At least four people are dead and five others hurt in seven separate shooting incidents, marking a violent weekend in Jacksonville. Around 10:40 AM Saturday, police were called to a shooting on Rusty Lake Lane on the far Westside. JSO says they found a woman in front of the home suffering at least one gunshot, and that woman was pronounced dead by JFRD. An arrest has been made in this case- 46-year-old Natosha Bailey. JSO says she and the victim, 41-year-old Sitoria Davis, had recently stopped speaking. Police say Davis went to Bailey’s home to speak with someone else. Davis was standing at the door with her daughter, who knocked on the door and rang the doorbell, when police say Bailey looked through the curtains and then fired a shot through the front door. JSO says a second shot was fired as the victim and her daughter were running away, but Davis was hit. Bailey has allegedly confessed to the shooting. Later Saturday, at 2:48PM, police were called to a shooting on Ken Knight Drive North in Northwest Jacksonville. A man was found in the middle of the street and was taken to the hospital, but later died. JSO says 27-year-old Ronald Jenkins was killed in this apparent drive-by, and the suspect vehicle may be a black Kia Optima or Hyundai Sonata with at least two black men inside. Just before 5PM Saturday, JSO responded to Matthew Street, near Wilson and Firestone on the Westside. Two men were found suffering gunshots, one of who was pronounced dead on the scene and the other was taken to the hospital with non-life threatening injuries. That victim and a witness are cooperating with the investigation, according to JSO. There is no suspect description available in this case, and police are still investigating what led up to the shooting itself. Sunday morning, at 2:40AM, JSO got a call about a shooting at the Park Place Beach Apartments on Hogan Road on the Southside. We’re told a man was found with superficial injuries. There is no suspect description available.

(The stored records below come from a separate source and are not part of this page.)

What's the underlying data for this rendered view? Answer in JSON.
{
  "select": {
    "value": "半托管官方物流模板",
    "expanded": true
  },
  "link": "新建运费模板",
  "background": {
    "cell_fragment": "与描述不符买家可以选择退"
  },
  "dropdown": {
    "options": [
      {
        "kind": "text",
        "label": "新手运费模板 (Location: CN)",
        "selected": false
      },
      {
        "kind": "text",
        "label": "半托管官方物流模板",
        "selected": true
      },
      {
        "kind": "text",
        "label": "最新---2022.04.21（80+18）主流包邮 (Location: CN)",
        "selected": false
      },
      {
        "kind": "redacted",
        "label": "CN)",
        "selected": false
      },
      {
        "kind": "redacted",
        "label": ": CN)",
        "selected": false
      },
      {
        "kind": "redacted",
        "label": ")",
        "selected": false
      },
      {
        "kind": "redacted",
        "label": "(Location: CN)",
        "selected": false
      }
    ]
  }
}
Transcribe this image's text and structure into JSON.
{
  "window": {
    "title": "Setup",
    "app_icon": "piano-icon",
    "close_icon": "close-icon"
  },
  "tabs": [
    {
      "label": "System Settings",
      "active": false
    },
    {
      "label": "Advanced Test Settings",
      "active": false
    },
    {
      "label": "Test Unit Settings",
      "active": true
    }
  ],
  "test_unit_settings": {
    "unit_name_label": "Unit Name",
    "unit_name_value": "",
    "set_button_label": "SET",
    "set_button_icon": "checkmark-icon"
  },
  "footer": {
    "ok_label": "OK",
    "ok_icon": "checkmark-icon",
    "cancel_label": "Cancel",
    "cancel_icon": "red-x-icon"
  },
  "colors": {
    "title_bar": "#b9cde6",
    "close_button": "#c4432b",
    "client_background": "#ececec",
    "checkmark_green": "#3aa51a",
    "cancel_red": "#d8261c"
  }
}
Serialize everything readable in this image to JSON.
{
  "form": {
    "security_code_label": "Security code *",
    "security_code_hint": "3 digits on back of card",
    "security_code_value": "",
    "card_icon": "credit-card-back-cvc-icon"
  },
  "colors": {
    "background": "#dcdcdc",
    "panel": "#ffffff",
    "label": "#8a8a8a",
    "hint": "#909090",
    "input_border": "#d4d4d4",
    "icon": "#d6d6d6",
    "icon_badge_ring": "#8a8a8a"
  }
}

A couple of hours later, around 4:45AM, police responded to the Lexington Hotel on Prudential Drive on the Southbank. Police say it appears two men from out of town were involved in an argument that turned physical, and led to one man shooting the other multiple times. The person who was shot was found in the hallway of one of the upper floors of the hotel. The injuries are not considered life threatening. JSO says all parties involved have been located, although there’s no confirmation yet of any arrests. Police believe this was an isolated incident. Later Sunday morning, at 8:40AM, two people were found on West 1st Street. An adult man was found dead in a home, and a woman was taken to the hospital in life-threatening condition with a gunshot injury. Police are canvassing the area, looking for surveillance footage, and continuing to investigate the incident. And the weekend was capped with an attempted carjacking off Amanda’s Crossing Drive North, off Collins Road. Police say a man was shot when 3-4 black men tried to steal his vehicle in front of his home, and the victim resisted. JSO says the suspects fled in what they believe is a silver minivan that had recently been stolen, but that vehicle has since been recovered. The victim’s vehicle was not taken, and the victim himself is in stable condition. There is no indication any of these incidents are related, as police continue to investigate. If you have any information about any of these shootings, you’re asked to contact JSO at 904-630-0500 or JSOCrimeTips@jaxsheriff.org. You can also submit an anonymous tip and be eligible for a possible reward by calling Crime Stoppers at 1-866-845-TIPS.